Given that cyber criminals using ransomware to blackmail businesses are looking for data, in theory they can find whatever they need in an organisation’s backed up files. These could be in all manner of forms: from system disks and removable hard drives, to offline tape devices and cloud backups. Whichever option a business chooses, the backup repository itself must be protected against attack with an ultra-resilient media type. Otherwise, there’s a chance that in attempting to protect business continuity, businesses may be creating a trove of poorly protected data that could be used against them.
For some threat behaviours, this can be mitigated by encrypting backups every step of the way – from the first disk resource on-premises. Encrypting backups historically is a great idea when tapes leave the IT facility or if data is transmitted over the Internet. Given the prevalence of modern cyber-threats, encryption must take place nearer to the backing up process. The most effective technique however is resiliency in the backup data.
Securing data backups
This brings us to a conversation around ultra-resilient backup storage – the single most effective form of storage to be resilient against ransomware. There are a number of ways organisations can achieve this level of protection to ensure their data backups do not resemble a back door for cyber-attackers.
The first is utilising offline tapes, which are a very effective air-gapped form of backup media. While tape is often purported to be an old-fashioned and inefficient storage technology, it cannot be beaten when it comes to producing highly portable, secure and reliable backups at low-cost. Much like tape, removable drives have an offline element in that they are not online unless being read-from or written-to. This makes them a preferable option when it comes to reducing the visibility of backed up files to malicious agents.
Immutable backups in the cloud, such as AWS S3 storage’s compliance mode for object lock, supported by Veeam, mean backup data stored in the cloud cannot be deleted by ransomware, malicious administrators or even accidentally. This is available in the public AWS S3 offering as well as a number of S3-Compatible storage systems (both on-premises and as a public offering). Furthermore, Veeam Cloud Connect offers protection through a capability where copies of backup data can be kept completely out of bounds for customers.
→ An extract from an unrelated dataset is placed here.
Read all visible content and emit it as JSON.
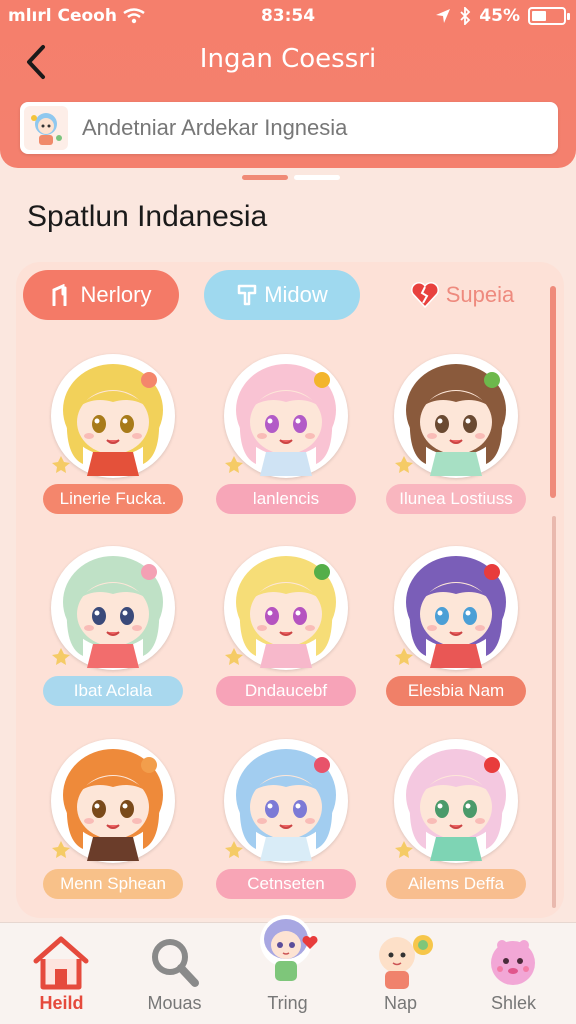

This is delivered through a service provider and helps end-users protect against ransomware, insider threats and accidental deletion.
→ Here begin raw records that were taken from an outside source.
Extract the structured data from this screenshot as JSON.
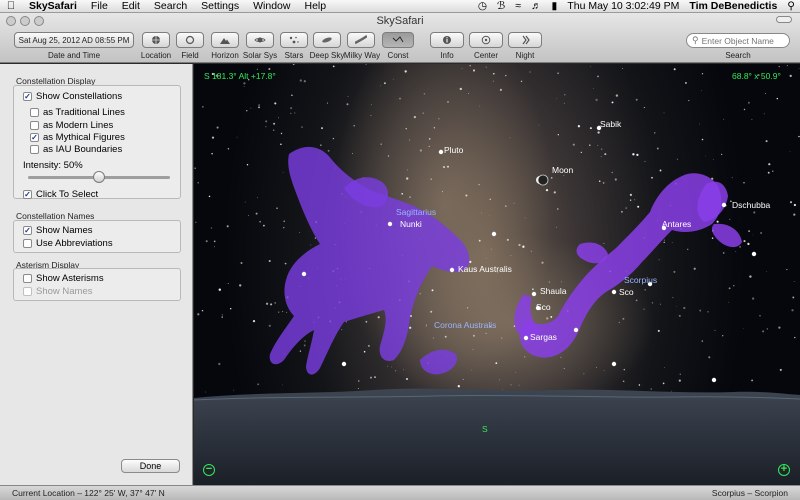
{
  "menubar": {
    "app": "SkySafari",
    "items": [
      "File",
      "Edit",
      "Search",
      "Settings",
      "Window",
      "Help"
    ],
    "clock": "Thu May 10  3:02:49 PM",
    "user": "Tim DeBenedictis"
  },
  "window": {
    "title": "SkySafari"
  },
  "toolbar": {
    "date_time_value": "Sat Aug 25, 2012 AD 08:55 PM",
    "date_time_label": "Date and Time",
    "buttons": [
      {
        "label": "Location",
        "icon": "globe-icon"
      },
      {
        "label": "Field",
        "icon": "circle-icon"
      },
      {
        "label": "Horizon",
        "icon": "mountain-icon"
      },
      {
        "label": "Solar Sys",
        "icon": "planet-icon"
      },
      {
        "label": "Stars",
        "icon": "stars-icon"
      },
      {
        "label": "Deep Sky",
        "icon": "galaxy-icon"
      },
      {
        "label": "Milky Way",
        "icon": "milkyway-icon"
      },
      {
        "label": "Const",
        "icon": "constellation-icon"
      },
      {
        "label": "Info",
        "icon": "info-icon"
      },
      {
        "label": "Center",
        "icon": "center-icon"
      },
      {
        "label": "Night",
        "icon": "night-icon"
      }
    ],
    "search_placeholder": "Enter Object Name",
    "search_label": "Search"
  },
  "sidebar": {
    "constellation_display": {
      "heading": "Constellation Display",
      "show_constellations": "Show Constellations",
      "traditional_lines": "as Traditional Lines",
      "modern_lines": "as Modern Lines",
      "mythical_figures": "as Mythical Figures",
      "iau_boundaries": "as IAU Boundaries",
      "intensity": "Intensity:  50%",
      "intensity_value": 0.5,
      "click_to_select": "Click To Select"
    },
    "constellation_names": {
      "heading": "Constellation Names",
      "show_names": "Show Names",
      "use_abbreviations": "Use Abbreviations"
    },
    "asterism_display": {
      "heading": "Asterism Display",
      "show_asterisms": "Show Asterisms",
      "show_names": "Show Names"
    },
    "done": "Done"
  },
  "sky": {
    "coords": "S 181.3°  Alt +17.8°",
    "fov": "68.8° x 50.9°",
    "labels": {
      "sabik": "Sabik",
      "pluto": "Pluto",
      "moon": "Moon",
      "dschubba": "Dschubba",
      "sagittarius": "Sagittarius",
      "nunki": "Nunki",
      "antares": "Antares",
      "kaus_australis": "Kaus Australis",
      "scorpius": "Scorpius",
      "shaula": "Shaula",
      "sco1": "Sco",
      "sco2": "Sco",
      "corona_australis": "Corona Australis",
      "sargas": "Sargas",
      "south": "S"
    },
    "zoom_out": "⊖",
    "zoom_in": "⊕"
  },
  "status": {
    "location": "Current Location – 122° 25' W, 37° 47' N",
    "selection": "Scorpius – Scorpion"
  }
}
CSOs are constantly weighing up a trade-off between convenience and security. While enterprises undergoing digital transformation have multiple investment needs, protecting against ransomware is critical to ensuring business continuity. Offsite and offline backups can help mitigate the effects of ransomware. Combined with the right security solutions and employee training, ultra-resilient backup for Cloud Data Management can give organisations peace of mind that they are as protected as they can possibly be even in this evolving threat landscape.
The views expressed in part two of this article are Rick Vanover’s own opinions and not necessarily those of Business Tech Africa.